and those in ac
the contingency has happened, it can- An assignment, by a husband, to a not be reached without the aid of particular assignee, of a chose en acequity : (Johnson v. Johnson, 1 Jac. & tion, or equitable interest given to his Walk. 477 ; Beresford v. Hobson, 1 wife, in terms not making it her sepaMad. 373; Lloyd v. Williams, 1 Mad. rate estate, for her life only, (such 457 :) and it seems, that courts of assignment being made for valuable equity do not merely act in analogy to consideration, and at a time when the the legal doctrine, but were the first husband was maintaining his wife,) to hold that such assignment by the will, it seems, not only be supported, husband ought to be supported. (Grey but the purchaser will not be bound to v. Kentish, 1 Atk. 280; Hawkyns v. make any provision for the wife. Obyn, 2 Atk. 551; Bates v. Dandy, 2 (Elliot v. Cordell, 5 Mad. 156; Atk. 208 ; Duke of Chandos v. Talbot, Wright v. Morley, 11 Ves. 18; Mit2 P. Wms. 608, and cases there cited; ford v. Mitford, 9 Ves. 100; Stauton Spragg v. Binks, 5 Ves. 588.) v. Hall, 2 Russ. & Mylne, 182.)
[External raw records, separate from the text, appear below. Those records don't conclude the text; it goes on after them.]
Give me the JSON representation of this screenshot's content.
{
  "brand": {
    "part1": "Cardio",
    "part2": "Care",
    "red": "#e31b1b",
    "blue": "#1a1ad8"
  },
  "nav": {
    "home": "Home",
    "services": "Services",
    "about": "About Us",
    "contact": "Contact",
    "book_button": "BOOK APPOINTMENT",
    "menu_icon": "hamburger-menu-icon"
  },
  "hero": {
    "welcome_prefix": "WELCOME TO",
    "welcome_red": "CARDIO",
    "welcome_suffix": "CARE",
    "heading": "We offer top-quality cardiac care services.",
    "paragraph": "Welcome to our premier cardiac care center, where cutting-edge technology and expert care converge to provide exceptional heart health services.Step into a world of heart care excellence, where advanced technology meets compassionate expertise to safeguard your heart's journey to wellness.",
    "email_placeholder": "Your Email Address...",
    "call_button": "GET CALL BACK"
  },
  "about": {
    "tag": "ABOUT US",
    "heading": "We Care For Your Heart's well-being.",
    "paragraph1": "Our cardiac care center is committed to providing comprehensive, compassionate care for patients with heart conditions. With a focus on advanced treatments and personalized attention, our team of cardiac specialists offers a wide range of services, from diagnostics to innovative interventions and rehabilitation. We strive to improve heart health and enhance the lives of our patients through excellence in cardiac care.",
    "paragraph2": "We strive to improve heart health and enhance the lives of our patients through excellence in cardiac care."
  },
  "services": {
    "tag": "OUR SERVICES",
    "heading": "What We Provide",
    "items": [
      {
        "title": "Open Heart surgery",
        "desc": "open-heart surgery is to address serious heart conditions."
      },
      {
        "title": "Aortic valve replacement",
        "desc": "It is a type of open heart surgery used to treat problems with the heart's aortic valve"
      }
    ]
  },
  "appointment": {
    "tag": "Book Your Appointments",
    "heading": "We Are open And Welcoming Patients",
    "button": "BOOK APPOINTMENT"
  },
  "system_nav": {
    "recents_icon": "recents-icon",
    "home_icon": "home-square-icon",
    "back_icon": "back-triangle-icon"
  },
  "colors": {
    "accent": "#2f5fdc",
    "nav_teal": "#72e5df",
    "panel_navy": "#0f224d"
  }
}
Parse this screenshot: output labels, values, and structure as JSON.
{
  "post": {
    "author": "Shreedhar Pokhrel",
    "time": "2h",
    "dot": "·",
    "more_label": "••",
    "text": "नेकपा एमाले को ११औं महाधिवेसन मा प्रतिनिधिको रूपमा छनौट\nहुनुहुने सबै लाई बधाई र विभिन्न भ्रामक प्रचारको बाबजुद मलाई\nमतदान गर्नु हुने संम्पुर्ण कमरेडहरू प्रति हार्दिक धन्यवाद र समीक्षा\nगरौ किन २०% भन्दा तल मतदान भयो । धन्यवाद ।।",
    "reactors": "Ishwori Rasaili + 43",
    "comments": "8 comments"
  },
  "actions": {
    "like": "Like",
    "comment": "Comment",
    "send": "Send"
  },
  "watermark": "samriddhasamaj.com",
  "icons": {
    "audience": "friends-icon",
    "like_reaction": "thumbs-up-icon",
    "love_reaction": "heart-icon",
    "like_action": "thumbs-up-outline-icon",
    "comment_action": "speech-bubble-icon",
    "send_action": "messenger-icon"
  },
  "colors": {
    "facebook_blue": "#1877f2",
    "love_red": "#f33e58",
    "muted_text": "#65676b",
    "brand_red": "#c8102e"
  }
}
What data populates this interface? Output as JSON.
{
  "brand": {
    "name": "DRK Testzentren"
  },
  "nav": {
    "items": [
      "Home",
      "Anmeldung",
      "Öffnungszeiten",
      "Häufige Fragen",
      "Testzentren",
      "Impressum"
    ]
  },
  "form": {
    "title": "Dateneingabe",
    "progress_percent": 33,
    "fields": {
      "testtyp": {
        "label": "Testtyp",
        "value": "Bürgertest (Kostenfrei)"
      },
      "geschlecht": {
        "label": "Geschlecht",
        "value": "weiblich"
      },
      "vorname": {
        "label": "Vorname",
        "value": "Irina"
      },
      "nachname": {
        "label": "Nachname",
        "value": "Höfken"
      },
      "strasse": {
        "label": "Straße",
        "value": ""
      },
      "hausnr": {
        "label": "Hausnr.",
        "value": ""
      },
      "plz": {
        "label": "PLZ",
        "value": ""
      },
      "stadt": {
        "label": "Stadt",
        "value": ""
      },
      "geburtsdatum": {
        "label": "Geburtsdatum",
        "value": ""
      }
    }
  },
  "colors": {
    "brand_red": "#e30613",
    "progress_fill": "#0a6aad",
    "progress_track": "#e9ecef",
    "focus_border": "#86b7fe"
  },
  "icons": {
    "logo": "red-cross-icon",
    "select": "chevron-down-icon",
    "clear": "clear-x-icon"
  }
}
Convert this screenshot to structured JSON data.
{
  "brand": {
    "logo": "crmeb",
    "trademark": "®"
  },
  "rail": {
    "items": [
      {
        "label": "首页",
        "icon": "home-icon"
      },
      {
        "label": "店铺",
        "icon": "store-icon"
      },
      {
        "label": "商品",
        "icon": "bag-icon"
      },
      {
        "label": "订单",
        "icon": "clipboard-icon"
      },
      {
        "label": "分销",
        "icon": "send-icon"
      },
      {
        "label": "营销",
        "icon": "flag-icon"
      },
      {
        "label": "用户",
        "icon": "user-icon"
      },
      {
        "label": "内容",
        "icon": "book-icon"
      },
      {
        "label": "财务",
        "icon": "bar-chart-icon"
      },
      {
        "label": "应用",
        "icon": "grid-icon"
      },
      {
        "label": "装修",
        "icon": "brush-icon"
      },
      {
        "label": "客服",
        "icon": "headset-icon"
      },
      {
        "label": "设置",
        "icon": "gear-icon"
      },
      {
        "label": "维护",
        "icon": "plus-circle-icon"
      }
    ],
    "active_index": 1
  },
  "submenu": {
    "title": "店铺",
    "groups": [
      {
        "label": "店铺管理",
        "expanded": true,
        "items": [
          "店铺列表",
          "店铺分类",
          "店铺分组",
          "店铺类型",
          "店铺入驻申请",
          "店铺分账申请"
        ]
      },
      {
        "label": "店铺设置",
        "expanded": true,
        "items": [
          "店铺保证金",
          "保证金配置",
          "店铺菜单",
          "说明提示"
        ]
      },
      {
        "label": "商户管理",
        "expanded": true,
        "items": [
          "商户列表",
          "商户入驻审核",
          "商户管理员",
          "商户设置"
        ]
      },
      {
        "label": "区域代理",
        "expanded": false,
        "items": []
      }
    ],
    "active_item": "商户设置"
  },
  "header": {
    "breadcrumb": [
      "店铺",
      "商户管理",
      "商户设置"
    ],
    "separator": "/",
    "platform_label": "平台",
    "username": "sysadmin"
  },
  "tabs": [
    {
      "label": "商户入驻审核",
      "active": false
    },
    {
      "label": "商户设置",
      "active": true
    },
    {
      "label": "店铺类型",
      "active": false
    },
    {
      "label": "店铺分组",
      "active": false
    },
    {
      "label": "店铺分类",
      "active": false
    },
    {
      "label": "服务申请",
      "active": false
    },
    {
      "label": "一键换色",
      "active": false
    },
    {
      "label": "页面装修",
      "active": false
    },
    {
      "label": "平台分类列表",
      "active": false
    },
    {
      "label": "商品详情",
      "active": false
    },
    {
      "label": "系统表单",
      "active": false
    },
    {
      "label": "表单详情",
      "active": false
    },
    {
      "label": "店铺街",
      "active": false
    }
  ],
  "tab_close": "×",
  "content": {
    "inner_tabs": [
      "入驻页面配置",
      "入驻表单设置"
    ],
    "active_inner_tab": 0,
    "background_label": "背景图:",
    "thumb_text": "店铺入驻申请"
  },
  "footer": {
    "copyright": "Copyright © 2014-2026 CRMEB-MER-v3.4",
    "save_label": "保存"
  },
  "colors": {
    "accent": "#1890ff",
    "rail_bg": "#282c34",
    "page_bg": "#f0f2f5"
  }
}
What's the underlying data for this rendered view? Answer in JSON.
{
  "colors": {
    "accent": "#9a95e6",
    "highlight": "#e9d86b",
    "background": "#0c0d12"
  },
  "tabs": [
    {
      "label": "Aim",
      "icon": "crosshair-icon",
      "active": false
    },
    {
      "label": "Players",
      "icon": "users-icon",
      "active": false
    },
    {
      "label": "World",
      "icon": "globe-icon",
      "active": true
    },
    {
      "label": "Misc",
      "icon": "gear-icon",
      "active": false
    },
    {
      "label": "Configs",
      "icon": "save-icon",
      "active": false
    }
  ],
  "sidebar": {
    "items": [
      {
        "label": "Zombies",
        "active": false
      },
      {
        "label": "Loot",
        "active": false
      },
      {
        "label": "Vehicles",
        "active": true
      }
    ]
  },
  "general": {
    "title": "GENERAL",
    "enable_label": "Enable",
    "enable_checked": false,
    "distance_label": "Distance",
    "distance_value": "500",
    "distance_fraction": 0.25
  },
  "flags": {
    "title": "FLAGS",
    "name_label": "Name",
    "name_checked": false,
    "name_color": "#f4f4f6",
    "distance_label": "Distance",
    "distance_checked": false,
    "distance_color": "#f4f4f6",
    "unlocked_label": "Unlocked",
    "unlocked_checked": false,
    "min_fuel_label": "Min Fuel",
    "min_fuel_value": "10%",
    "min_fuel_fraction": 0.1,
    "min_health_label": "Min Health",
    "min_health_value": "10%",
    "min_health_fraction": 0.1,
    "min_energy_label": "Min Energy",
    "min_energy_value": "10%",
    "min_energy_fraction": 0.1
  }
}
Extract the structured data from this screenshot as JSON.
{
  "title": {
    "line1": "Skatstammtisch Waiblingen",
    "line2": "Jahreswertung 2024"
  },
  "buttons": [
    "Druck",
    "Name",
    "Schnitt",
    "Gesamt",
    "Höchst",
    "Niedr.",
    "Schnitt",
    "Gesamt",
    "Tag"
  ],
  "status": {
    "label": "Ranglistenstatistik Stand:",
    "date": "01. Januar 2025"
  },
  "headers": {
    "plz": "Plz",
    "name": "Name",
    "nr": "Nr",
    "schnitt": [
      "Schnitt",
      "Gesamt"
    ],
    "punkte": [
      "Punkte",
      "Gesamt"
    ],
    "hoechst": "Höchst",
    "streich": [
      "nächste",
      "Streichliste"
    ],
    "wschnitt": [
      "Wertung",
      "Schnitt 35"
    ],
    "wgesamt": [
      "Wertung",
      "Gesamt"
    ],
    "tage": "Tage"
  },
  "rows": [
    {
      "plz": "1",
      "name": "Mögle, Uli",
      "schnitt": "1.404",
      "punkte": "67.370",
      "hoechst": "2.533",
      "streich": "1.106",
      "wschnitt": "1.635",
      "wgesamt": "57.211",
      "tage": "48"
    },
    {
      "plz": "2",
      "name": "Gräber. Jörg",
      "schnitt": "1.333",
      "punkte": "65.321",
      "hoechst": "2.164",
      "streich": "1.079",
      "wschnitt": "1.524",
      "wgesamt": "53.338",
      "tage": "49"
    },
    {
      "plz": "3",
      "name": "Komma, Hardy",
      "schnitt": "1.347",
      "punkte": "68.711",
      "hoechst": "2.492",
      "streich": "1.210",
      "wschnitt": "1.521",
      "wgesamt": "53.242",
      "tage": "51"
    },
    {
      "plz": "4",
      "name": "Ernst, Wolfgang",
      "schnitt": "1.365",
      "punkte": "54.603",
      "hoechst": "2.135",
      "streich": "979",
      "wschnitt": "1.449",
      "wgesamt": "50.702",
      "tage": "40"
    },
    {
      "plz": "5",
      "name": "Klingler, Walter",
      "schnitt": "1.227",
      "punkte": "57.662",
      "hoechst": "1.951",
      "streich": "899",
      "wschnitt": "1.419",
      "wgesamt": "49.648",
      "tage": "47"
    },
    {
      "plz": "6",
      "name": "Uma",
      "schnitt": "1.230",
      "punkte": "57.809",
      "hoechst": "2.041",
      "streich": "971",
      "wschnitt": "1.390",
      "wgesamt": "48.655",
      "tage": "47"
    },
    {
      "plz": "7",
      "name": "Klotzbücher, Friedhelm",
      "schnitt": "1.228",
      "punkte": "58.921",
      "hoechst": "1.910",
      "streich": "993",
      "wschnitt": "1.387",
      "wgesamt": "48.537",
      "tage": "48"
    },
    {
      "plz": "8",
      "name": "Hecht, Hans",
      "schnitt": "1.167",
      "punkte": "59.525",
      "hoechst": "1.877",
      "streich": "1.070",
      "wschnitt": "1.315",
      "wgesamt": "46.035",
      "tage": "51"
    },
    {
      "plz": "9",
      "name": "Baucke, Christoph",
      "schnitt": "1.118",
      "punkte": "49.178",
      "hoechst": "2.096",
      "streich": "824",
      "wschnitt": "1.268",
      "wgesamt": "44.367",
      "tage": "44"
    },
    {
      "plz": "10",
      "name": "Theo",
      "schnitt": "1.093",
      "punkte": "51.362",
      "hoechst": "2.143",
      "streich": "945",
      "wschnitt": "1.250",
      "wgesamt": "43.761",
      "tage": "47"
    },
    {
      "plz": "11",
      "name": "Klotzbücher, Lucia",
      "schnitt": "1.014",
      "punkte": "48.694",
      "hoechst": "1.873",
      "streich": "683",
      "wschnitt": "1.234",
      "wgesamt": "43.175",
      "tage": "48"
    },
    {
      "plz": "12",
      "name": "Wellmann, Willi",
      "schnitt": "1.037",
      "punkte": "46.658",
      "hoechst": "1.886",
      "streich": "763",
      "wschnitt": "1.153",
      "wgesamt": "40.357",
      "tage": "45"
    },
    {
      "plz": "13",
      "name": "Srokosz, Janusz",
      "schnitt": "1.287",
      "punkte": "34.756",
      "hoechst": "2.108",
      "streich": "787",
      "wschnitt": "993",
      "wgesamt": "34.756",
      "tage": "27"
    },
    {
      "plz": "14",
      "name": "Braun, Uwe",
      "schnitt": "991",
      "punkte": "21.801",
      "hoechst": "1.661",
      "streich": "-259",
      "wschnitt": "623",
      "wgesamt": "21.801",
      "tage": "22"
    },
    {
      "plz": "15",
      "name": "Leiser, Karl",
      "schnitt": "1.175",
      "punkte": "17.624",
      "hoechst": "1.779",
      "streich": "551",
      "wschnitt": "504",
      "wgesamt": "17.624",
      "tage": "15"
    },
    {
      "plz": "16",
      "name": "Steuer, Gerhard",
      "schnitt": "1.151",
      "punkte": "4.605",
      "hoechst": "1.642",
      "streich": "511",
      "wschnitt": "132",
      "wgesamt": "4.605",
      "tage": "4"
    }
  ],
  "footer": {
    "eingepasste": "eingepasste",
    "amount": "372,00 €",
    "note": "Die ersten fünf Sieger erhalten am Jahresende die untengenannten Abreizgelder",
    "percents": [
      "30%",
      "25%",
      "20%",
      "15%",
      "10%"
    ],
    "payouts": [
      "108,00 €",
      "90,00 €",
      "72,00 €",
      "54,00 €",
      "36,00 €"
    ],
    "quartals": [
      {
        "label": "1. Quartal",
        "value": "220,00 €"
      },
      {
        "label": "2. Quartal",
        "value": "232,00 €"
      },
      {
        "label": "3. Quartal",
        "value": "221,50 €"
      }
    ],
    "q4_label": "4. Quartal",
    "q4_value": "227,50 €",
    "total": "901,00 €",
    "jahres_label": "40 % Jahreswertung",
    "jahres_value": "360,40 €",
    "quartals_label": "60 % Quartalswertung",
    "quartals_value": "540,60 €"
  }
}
It appears settled, however, that, Equity, however, will not allow the where the wife's interest was such, general assignee under a commission that the husband could not, even for of bankruptcy against a husband, to valuable consideration, have released obtain possession of such property, it at law, equity will not assist him. without making some provision for Thus, if the reversion could not possi. the wife ; since, when the title of such bly fall into possession during the last-described assignee vests, the inhusband's life ; – for instance, if it capacity of the usband to maintain were a reversion upon his own death, his wife has already raised this equity there the husband's release or assign- in her favour : (Elliot v. Cordell, ubi ment, would be invalid at law; and supra :) and where the right to the clearly the wife's consent would not whole equitable interest, or chose en be taken, in order to give it effect in action, was in the wife, absolutely, equity. (Dalbiac v. Dalbiac, 16 Ves. and not for life only, there the pre122.) So, if a woman, before mar- ponderance of modern authority (after riage, stipulate that her property shall considerable fluctuation of judicial revert to her own absolute disposal in opinion) seems fully to establish, that the event of her surviving her hus- the wife's right to a provision cannot band, or if a bequest be made to her, be resisted by the particular assignee of accompanied with that direction; and her husband, more than by his general no power of disposition over the fund, assignee. (Johnson v. Johnson, 1 Jac. & during the marriage, be reserved by Walk. 477; Like v. Beresford, 3 Ves. her, in one case, or given to her in 512 ; Macauley v. Phillips, 4 Ves. 19; the other; there, it would obviously Beresford v. Hobson, 1 Mad. 373 ; be to defeat the plain object of the Earl of Salisbury v. Newton, 1 Eden, settlement, or will, if the wife, whilst 371; Oswell v. Probert, 2 Ves. jun. under the possible influence of her 682.) husband, were permitted, either by When a husband makes a settleexamination in court, or by any other ment in consideration of the wife's act during the coverture, to dispose whole fortune, whatever fortune she of her right of survivorship. (Rich then has, notwithstanding it may conards v. Chambers, 10 Ves. 586; Lee sist entirely of choses en action, is v. Muggeridge, 1 Ves. & Bea. 123.) looked on as
· purchased by the hus.